But many members of Congress have said the absence of any significant firings at these agencies is itself a part of the ongoing scandal. For example, Congress has passed legislation allowing the VA secretary to immediately fire officials for cause, a change that had overwhelming support in both parties after evidence was found that hundreds of top officials at the VA were involved in a scheme to deny veterans access to health care.
Members of Congress have criticized the VA for failing to use that law to fire anyone involved in the scandal yet — a handful have been fired, but others have been allowed to retire, and even those fired were officially let go for reasons other than the health care scandal.
Still, SES workers told the Senior Executives Association that there is nothing to like at all about these sorts of legislative changes. The report made five key findings, including that senior officials "overwhelmingly" see these changes as a bad idea.

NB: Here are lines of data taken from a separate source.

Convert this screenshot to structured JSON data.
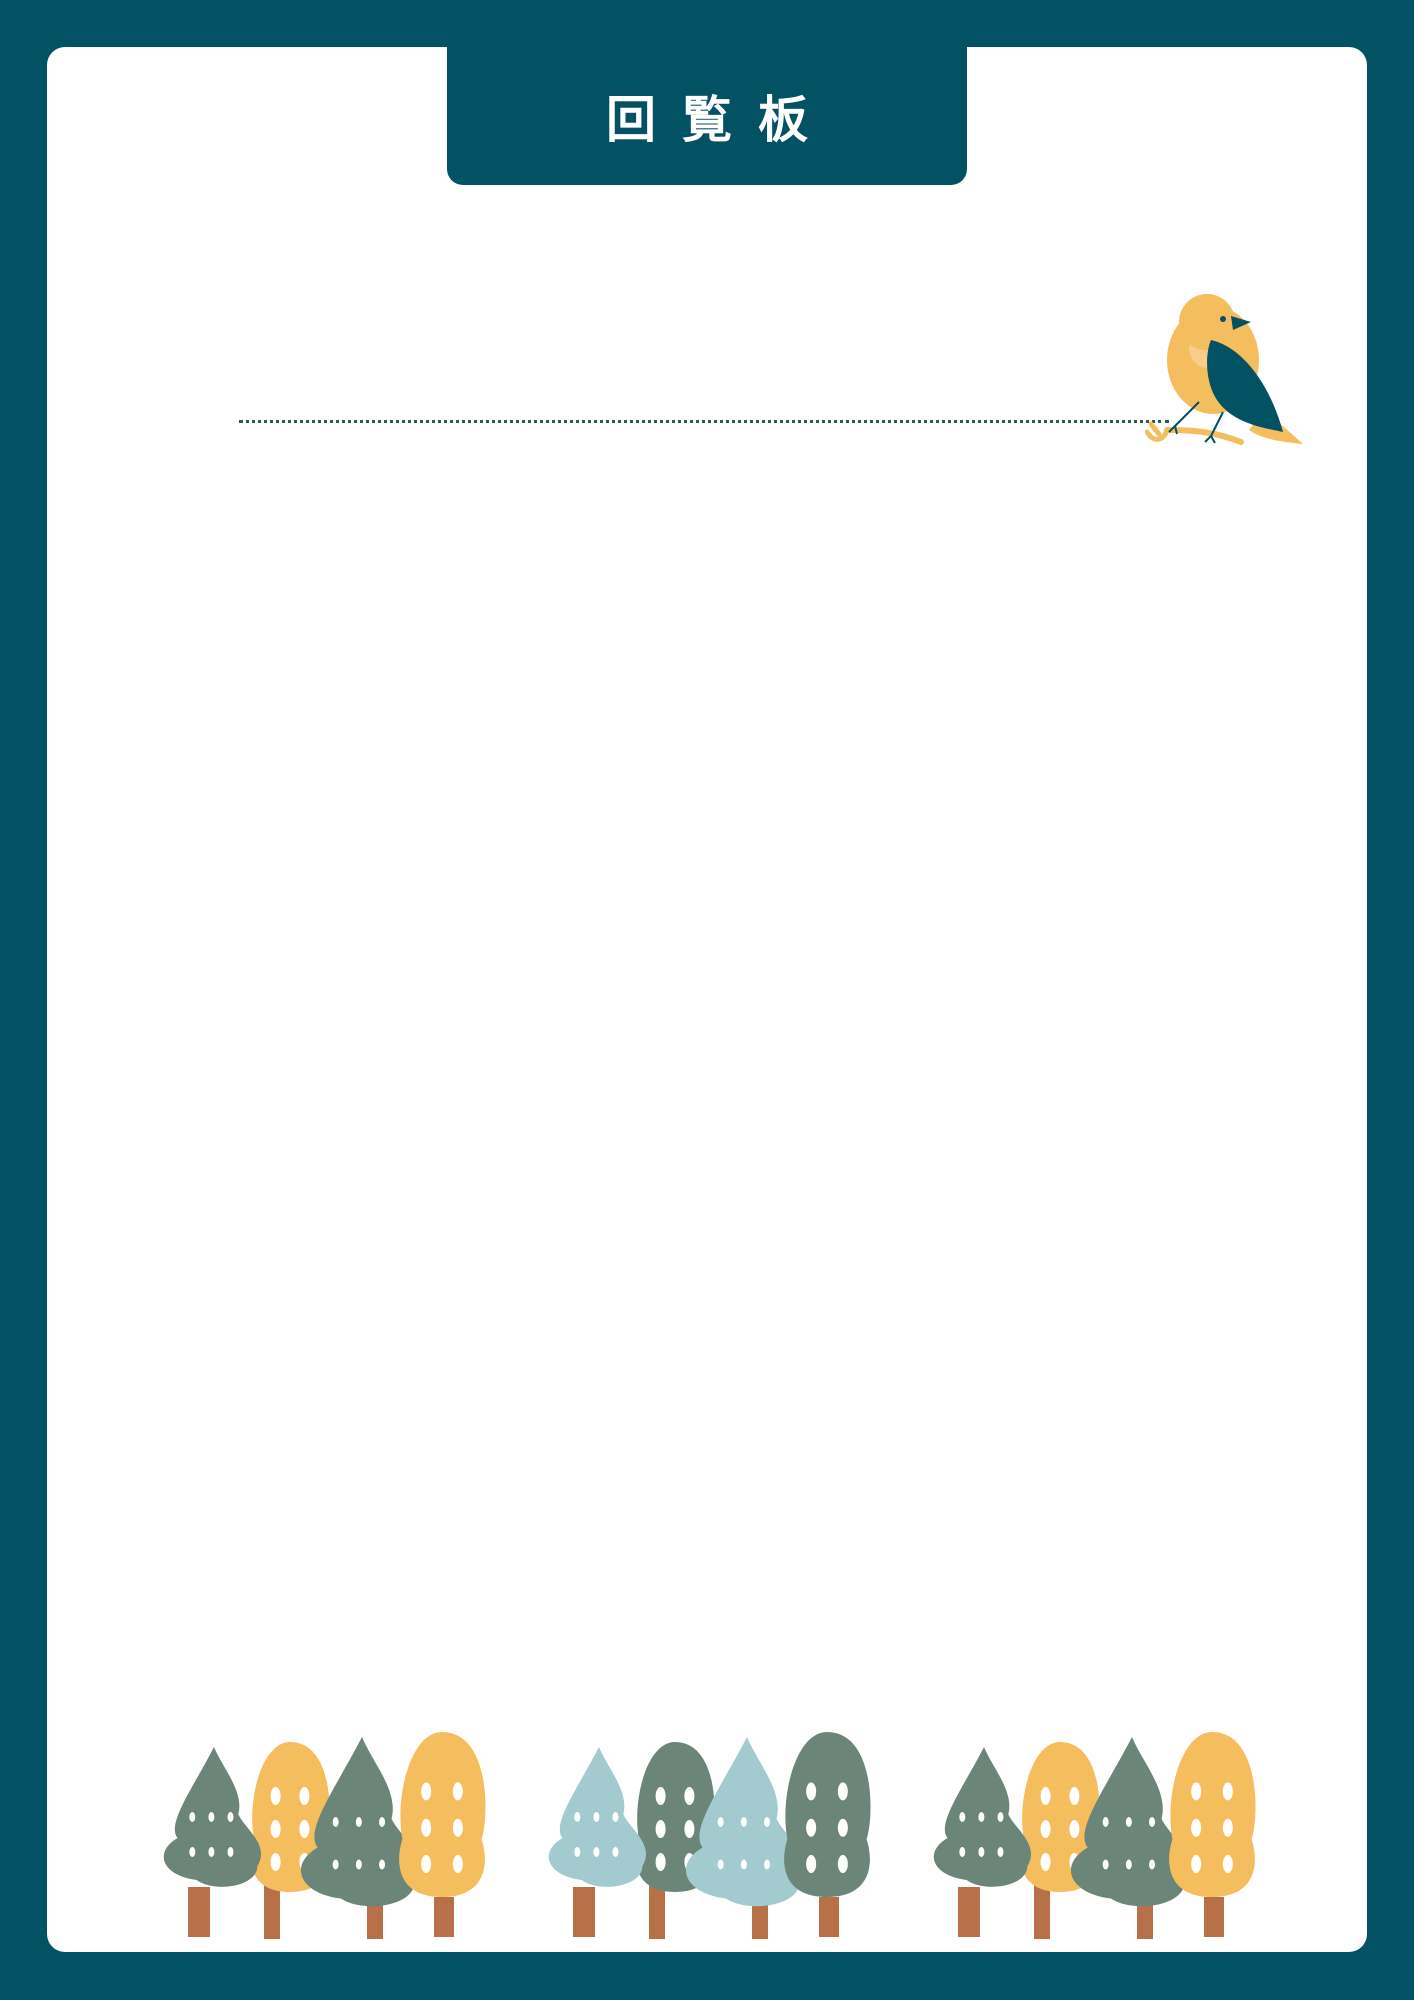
{
  "header": {
    "title": "回覧板"
  },
  "colors": {
    "frame": "#025263",
    "paper": "#ffffff",
    "yellow": "#f4bd5d",
    "dark_green": "#6b8578",
    "light_blue": "#a3cbcf",
    "trunk": "#b87049",
    "dotted_line": "#2f5a57"
  },
  "decorations": {
    "bird": "bird-on-branch-icon",
    "trees": "forest-tree-icons"
  }
}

When current senior officials were asked, 92.4 percent of those surveyed said it was a bad idea, and only 5 percent said it was a good idea. Most also agreed that it would be harder to keep good workers in the government, and that many would quickly look to retire.
Last year's VA law included a process that senior officials can use to appeal decisions that she should be removed, and some VA officials targeted for removal have used this process to their benefit. Still, many senior government workers seem to believe that these legal changes would allow them to be fired for any reason at all, including that their boss just doesn't like them.
"Members of the SES who are top performers, but not the personal pick of a new political, will find themselves out on the street with a 'poor performer' label," one official said.
"I would not have entered the SES eight years ago and made the sacrifices I've made, if I knew I could be replaced at the whim of agency leadership or as a result of personal bias," said another.
Others indicated that the chance of being removed no longer makes government work worthwhile at all. "This is moral busting and career threatening to me," one said.
The other key findings from the report are that accountability laws would make it harder to recruit people for the SES, and would hurt "innovation" within the government. The report said the proposals would "be harmful to the efficiency, effectiveness, integrity, productivity, innovation and operational stability of the government, as well as the public's confidence in it."